Shutting down of Ralph Lauren shops hurt Mauritius-retailers
United States Of America : 13th February 2004
The shutting down of many Mauritius based shops selling goods under the "Ralph Lauren" name, due to court action by the U.S. fashion powerhouse, will harm the Indian Ocean island's economy, retailers said on Thursday.
Over 400 Ralph Lauren outlets in Mauritius were shut after a court on January 30 granted the American designer and retailer a temporary injunction against shops using its trademark.
The U.S. firm, Polo Ralph Lauren Corp., filed two cases in the Supreme Court saying it has copyright on the Ralph Lauren trademark and "polo player on horseback" logo.
The local manufacturers and retailers argue they have legal status after the government made a mistake and allowed the registration of the trademark by a local company 12 years ago.
"There will be huge job losses if the temporary injunction is enforced fully," Ajay Beegoo, Director of Captain Tasman, one of the companies selling the garments, told Reuters.
Beegoo said that at least 7,000 jobs would be lost in factories and shops and another 10,000 people, such as packaging producers and taxi drivers, would be affected."In a small country like Mauritius, where we have a population of one million, the loss of 17,000 jobs will have negative repercussions on our local economy," Beegoo said.

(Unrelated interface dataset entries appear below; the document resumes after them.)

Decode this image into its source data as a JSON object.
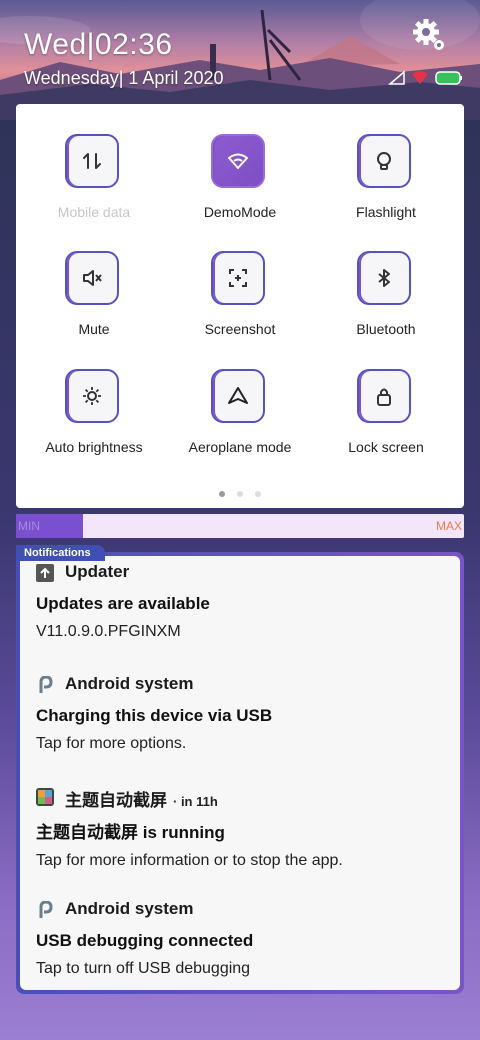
{
  "status_bar": {
    "time": "Wed|02:36",
    "date": "Wednesday| 1 April 2020",
    "icons": [
      "signal-icon",
      "wifi-icon",
      "battery-icon"
    ]
  },
  "quick_settings": {
    "tiles": [
      {
        "label": "Mobile data",
        "icon": "data-arrows-icon",
        "state": "disabled"
      },
      {
        "label": "DemoMode",
        "icon": "wifi-icon",
        "state": "active"
      },
      {
        "label": "Flashlight",
        "icon": "flashlight-icon",
        "state": "off"
      },
      {
        "label": "Mute",
        "icon": "mute-icon",
        "state": "off"
      },
      {
        "label": "Screenshot",
        "icon": "screenshot-icon",
        "state": "off"
      },
      {
        "label": "Bluetooth",
        "icon": "bluetooth-icon",
        "state": "off"
      },
      {
        "label": "Auto brightness",
        "icon": "brightness-icon",
        "state": "off"
      },
      {
        "label": "Aeroplane mode",
        "icon": "aeroplane-icon",
        "state": "off"
      },
      {
        "label": "Lock screen",
        "icon": "lock-icon",
        "state": "off"
      }
    ],
    "page_indicator": {
      "current": 1,
      "total": 3
    }
  },
  "brightness": {
    "min_label": "MIN",
    "max_label": "MAX",
    "level": 0.15
  },
  "notifications": {
    "tag": "Notifications",
    "items": [
      {
        "app": "Updater",
        "time": "",
        "title": "Updates are available",
        "text": "V11.0.9.0.PFGINXM",
        "icon": "updater-icon"
      },
      {
        "app": "Android system",
        "time": "",
        "title": "Charging this device via USB",
        "text": "Tap for more options.",
        "icon": "android-system-icon"
      },
      {
        "app": "主题自动截屏",
        "time": "· in 11h",
        "title": "主题自动截屏 is running",
        "text": "Tap for more information or to stop the app.",
        "icon": "theme-app-icon"
      },
      {
        "app": "Android system",
        "time": "",
        "title": "USB debugging connected",
        "text": "Tap to turn off USB debugging",
        "icon": "android-system-icon"
      }
    ]
  },
  "colors": {
    "accent": "#7a4fd0",
    "tile_border": "#5552c2",
    "tag": "#3f4fb4",
    "max_label": "#f07a4a"
  }
}
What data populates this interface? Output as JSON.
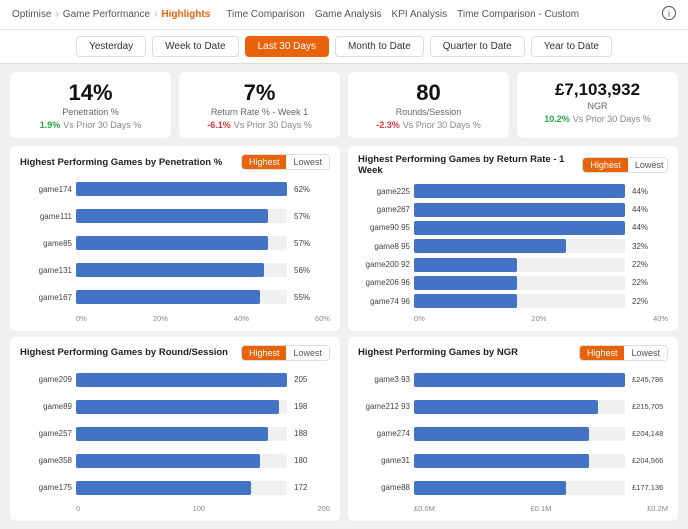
{
  "nav": {
    "breadcrumbs": [
      "Optimise",
      "Game Performance",
      "Highlights"
    ],
    "tabs": [
      "Time Comparison",
      "Game Analysis",
      "KPI Analysis",
      "Time Comparison - Custom"
    ]
  },
  "dateTabs": [
    "Yesterday",
    "Week to Date",
    "Last 30 Days",
    "Month to Date",
    "Quarter to Date",
    "Year to Date"
  ],
  "activeDateTab": "Last 30 Days",
  "kpis": [
    {
      "value": "14%",
      "label": "Penetration %",
      "change": "1.9%",
      "changeDesc": "Vs Prior 30 Days %",
      "positive": true
    },
    {
      "value": "7%",
      "label": "Return Rate % - Week 1",
      "change": "-6.1%",
      "changeDesc": "Vs Prior 30 Days %",
      "positive": false
    },
    {
      "value": "80",
      "label": "Rounds/Session",
      "change": "-2.3%",
      "changeDesc": "Vs Prior 30 Days %",
      "positive": false
    },
    {
      "value": "£7,103,932",
      "label": "NGR",
      "change": "10.2%",
      "changeDesc": "Vs Prior 30 Days %",
      "positive": true
    }
  ],
  "charts": {
    "penetration": {
      "title": "Highest Performing Games by Penetration %",
      "bars": [
        {
          "label": "game174",
          "value": "62%",
          "pct": 100
        },
        {
          "label": "game111",
          "value": "57%",
          "pct": 91
        },
        {
          "label": "game85",
          "value": "57%",
          "pct": 91
        },
        {
          "label": "game131",
          "value": "56%",
          "pct": 89
        },
        {
          "label": "game167",
          "value": "55%",
          "pct": 87
        }
      ],
      "axis": [
        "0%",
        "20%",
        "40%",
        "60%"
      ]
    },
    "returnRate": {
      "title": "Highest Performing Games by Return Rate - 1 Week",
      "bars": [
        {
          "label": "game225",
          "value": "44%",
          "pct": 100
        },
        {
          "label": "game267",
          "value": "44%",
          "pct": 100
        },
        {
          "label": "game90 95",
          "value": "44%",
          "pct": 100
        },
        {
          "label": "game8 95",
          "value": "32%",
          "pct": 72
        },
        {
          "label": "game200 92",
          "value": "22%",
          "pct": 49
        },
        {
          "label": "game206 96",
          "value": "22%",
          "pct": 49
        },
        {
          "label": "game74 96",
          "value": "22%",
          "pct": 49
        }
      ],
      "axis": [
        "0%",
        "20%",
        "40%"
      ]
    },
    "roundsSession": {
      "title": "Highest Performing Games by Round/Session",
      "bars": [
        {
          "label": "game209",
          "value": "205",
          "pct": 100
        },
        {
          "label": "game89",
          "value": "198",
          "pct": 96
        },
        {
          "label": "game257",
          "value": "188",
          "pct": 91
        },
        {
          "label": "game358",
          "value": "180",
          "pct": 87
        },
        {
          "label": "game175",
          "value": "172",
          "pct": 83
        }
      ],
      "axis": [
        "0",
        "100",
        "200"
      ]
    },
    "ngr": {
      "title": "Highest Performing Games by NGR",
      "bars": [
        {
          "label": "game3 93",
          "value": "£245,786",
          "pct": 100
        },
        {
          "label": "game212 93",
          "value": "£215,705",
          "pct": 87
        },
        {
          "label": "game274",
          "value": "£204,148",
          "pct": 83
        },
        {
          "label": "game31",
          "value": "£204,566",
          "pct": 83
        },
        {
          "label": "game88",
          "value": "£177,136",
          "pct": 72
        }
      ],
      "axis": [
        "£0.0M",
        "£0.1M",
        "£0.2M"
      ]
    }
  },
  "toggleLabels": {
    "highest": "Highest",
    "lowest": "Lowest"
  }
}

The Ralph Lauren outlets are a lucrative business in Mauritius, where tourists grab everything from polo shirts to skirts at a quarter of European or U.S. prices.
According to Beegoo, the monthly turnover of the outlets totals about 250 million Mauritius rupees ($9.88 million) and their closure will result in big losses to businesses that together have invested billions of rupees.
Mauritius's foreign minister and minister of international trade, Jaya Cuttaree, agrees that the economy will suffer."I admit that it's an economic problem just like if a textile factory closed down. People will lose their jobs, but it's none of our doing," Cuttaree told Reuters. "It's up to the courts to sort this out".